An inch down at 6-7, several may only be remembered by blood relatives. Joel Guzman, as a Dodger and a Ray, cashed MLB checks for two years and recorded just thirteen total hits. Then there were the twin brothers, Damon and Ryan Minor, who combined for eighteen homeruns while playing four Major League seasons each. Real historians of the game may remember Ryan more than Damon. It was Ryan who, on September 20, 1998, replaced Cal Ripkin, Jr., ending Cal’s remarkable 2,632 consecutive game streak, a feat that most feel will never be approached again.
Other long-forgottens in the 6-7 category include Desi Wilson and his 28 career homeruns, Ron Jackson and his 17 career long flies and Walt Bond, an Indian first from 1960-’62 before becoming a Houston Colt 45. Bond’s life struggles were even more daunting than anything he faced on the diamond as he continued to play while fighting leukemia, to which he sadly succumbed at just 29 years old.
Without a doubt, the best of the 6-7 position players and the man to whom Judge is often compared is the former Ohio State basketball and baseball Buckeye, Frank Howard. Howard did indeed corral his elongated swing and went on to play 16 years, using his 255 lbs. to power 382 baseballs over distant fences while fashioning a very respectable .272 career batting average, especially for a power batter.
Just one more inch down, the 6-6 category, brings us to names many will remember, such as Dave Kingman, who despite a career batting average of just .236, found the baseball with his Louisville Slugger often enough to homer 442 times and,

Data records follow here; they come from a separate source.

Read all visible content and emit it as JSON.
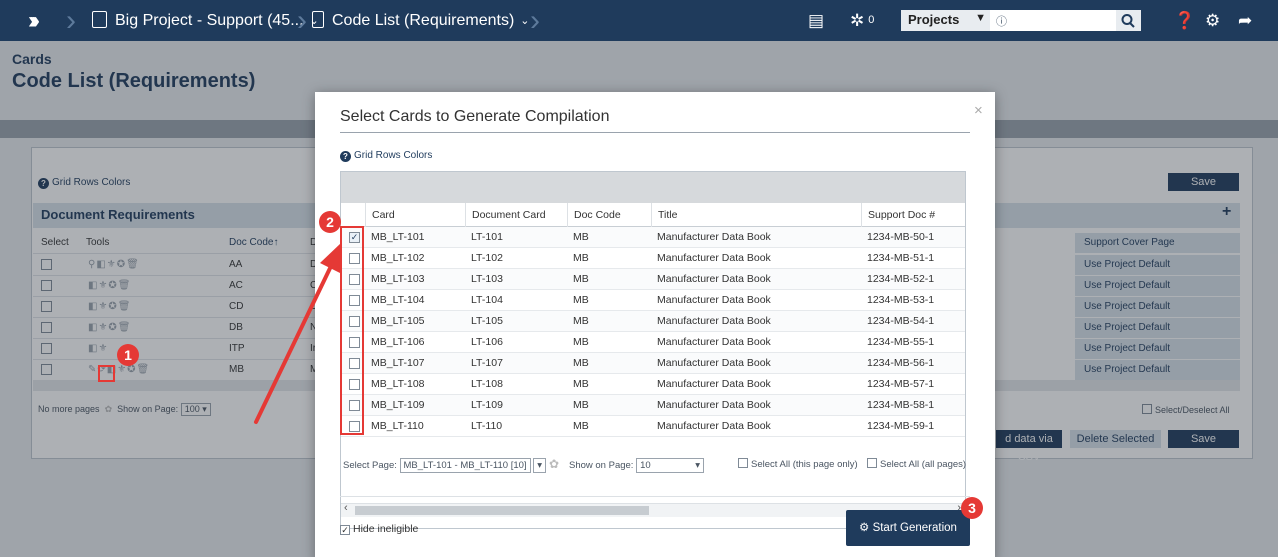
{
  "topnav": {
    "logo_icon": "chevrons-right-logo",
    "crumb1": "Big Project - Support (45...",
    "crumb2": "Code List (Requirements)",
    "notif_count": "0",
    "projects_label": "Projects",
    "search_icon": "search-icon"
  },
  "page": {
    "subtitle": "Cards",
    "title": "Code List (Requirements)",
    "grid_rows_colors": "Grid Rows Colors",
    "save": "Save",
    "section_title": "Document Requirements",
    "columns": {
      "select": "Select",
      "tools": "Tools",
      "doc_code": "Doc Code↑",
      "partial": "D",
      "support_cover": "Support Cover Page"
    },
    "rows": [
      {
        "code": "AA",
        "frag": "D",
        "cover": "Use Project Default"
      },
      {
        "code": "AC",
        "frag": "C",
        "cover": "Use Project Default"
      },
      {
        "code": "CD",
        "frag": "C",
        "cover": "Use Project Default"
      },
      {
        "code": "DB",
        "frag": "N",
        "cover": "Use Project Default"
      },
      {
        "code": "ITP",
        "frag": "Ir",
        "cover": "Use Project Default"
      },
      {
        "code": "MB",
        "frag": "M",
        "cover": "Use Project Default"
      }
    ],
    "pager_text": "No more pages",
    "show_on_page": "Show on Page:",
    "show_on_page_value": "100",
    "select_deselect": "Select/Deselect All",
    "export_csv": "d data via CSV",
    "delete_selected": "Delete Selected",
    "save_bottom": "Save"
  },
  "modal": {
    "title": "Select Cards to Generate Compilation",
    "grid_rows_colors": "Grid Rows Colors",
    "columns": [
      "Card",
      "Document Card",
      "Doc Code",
      "Title",
      "Support Doc #"
    ],
    "rows": [
      {
        "checked": true,
        "card": "MB_LT-101",
        "doc_card": "LT-101",
        "code": "MB",
        "title": "Manufacturer Data Book",
        "support": "1234-MB-50-1"
      },
      {
        "checked": false,
        "card": "MB_LT-102",
        "doc_card": "LT-102",
        "code": "MB",
        "title": "Manufacturer Data Book",
        "support": "1234-MB-51-1"
      },
      {
        "checked": false,
        "card": "MB_LT-103",
        "doc_card": "LT-103",
        "code": "MB",
        "title": "Manufacturer Data Book",
        "support": "1234-MB-52-1"
      },
      {
        "checked": false,
        "card": "MB_LT-104",
        "doc_card": "LT-104",
        "code": "MB",
        "title": "Manufacturer Data Book",
        "support": "1234-MB-53-1"
      },
      {
        "checked": false,
        "card": "MB_LT-105",
        "doc_card": "LT-105",
        "code": "MB",
        "title": "Manufacturer Data Book",
        "support": "1234-MB-54-1"
      },
      {
        "checked": false,
        "card": "MB_LT-106",
        "doc_card": "LT-106",
        "code": "MB",
        "title": "Manufacturer Data Book",
        "support": "1234-MB-55-1"
      },
      {
        "checked": false,
        "card": "MB_LT-107",
        "doc_card": "LT-107",
        "code": "MB",
        "title": "Manufacturer Data Book",
        "support": "1234-MB-56-1"
      },
      {
        "checked": false,
        "card": "MB_LT-108",
        "doc_card": "LT-108",
        "code": "MB",
        "title": "Manufacturer Data Book",
        "support": "1234-MB-57-1"
      },
      {
        "checked": false,
        "card": "MB_LT-109",
        "doc_card": "LT-109",
        "code": "MB",
        "title": "Manufacturer Data Book",
        "support": "1234-MB-58-1"
      },
      {
        "checked": false,
        "card": "MB_LT-110",
        "doc_card": "LT-110",
        "code": "MB",
        "title": "Manufacturer Data Book",
        "support": "1234-MB-59-1"
      }
    ],
    "select_page_label": "Select Page:",
    "select_page_value": "MB_LT-101 - MB_LT-110 [10]",
    "show_on_page": "Show on Page:",
    "show_on_page_value": "10",
    "select_all_page": "Select All (this page only)",
    "select_all_pages": "Select All (all pages)",
    "hide_ineligible": "Hide ineligible",
    "start_generation": "Start Generation",
    "close_glyph": "×"
  },
  "annotations": {
    "badge1": "1",
    "badge2": "2",
    "badge3": "3"
  },
  "colors": {
    "brand": "#1f3b5c",
    "annotation": "#e53935"
  }
}
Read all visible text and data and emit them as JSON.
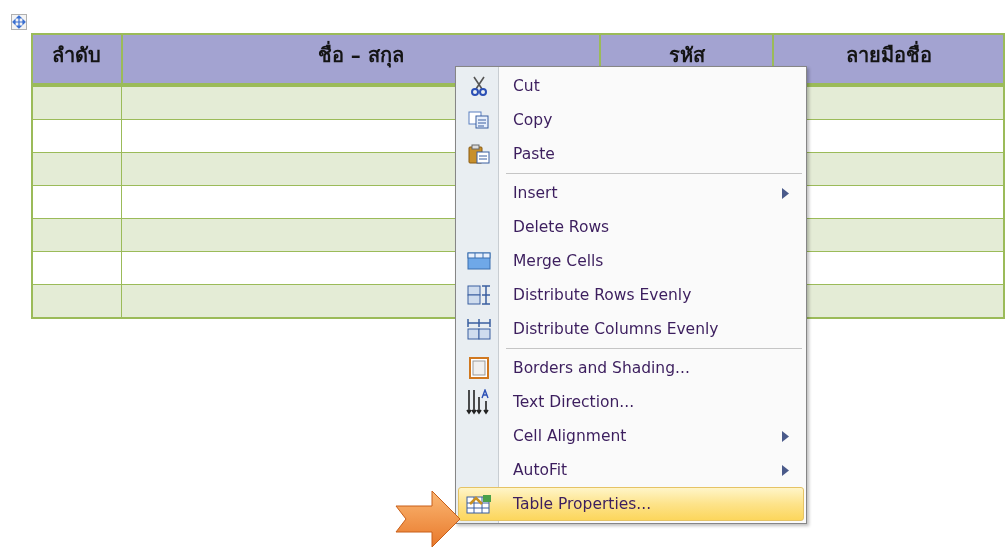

seemingly, always found plenty of baseball suitors, playing for eight different teams over sixteen years, while picking up a couple pretty cool nicknames along the way, Sky King and King Kong..
Without question, the best of the 6-6ers would be Hall of Fame outfielder Dave Winfield, not only a member of the elite 3,000 hit club but a lifetime .283 hitter as well. As to how he mastered his long swing, well, it helps when you were as athletically gifted as Winfield was. He remains the only man ever to be drafted by four different professional leagues- the NBA, ABA, NFL and MLB.
Certainly, with Aaron Judge’s potential, there is the expectation that perhaps fifteen or so years down the road, he’ll have eclipsed both baseball’s historical swing and misses and the few Colossus elites. As has been said, only time will tell, but the projections remain strong.
While so many fans are enjoying the Judge Show, perhaps, none are enjoying it as much as Judge’s own personal fan section who sit in right field at Yankee Stadium, dressed in judges’ robes and old-time powdered wigs. There they wait for an opportunity when their young hero hammers a deep one to stand in unison as everyone around the park screams in less-than-reverential courtroom tones, “All rise!”
John Grindrod is a regular contributor to The Lima News and Our Generation’s Magazine, a freelance writer and editor and author of two books. He can be reached at email@example.com.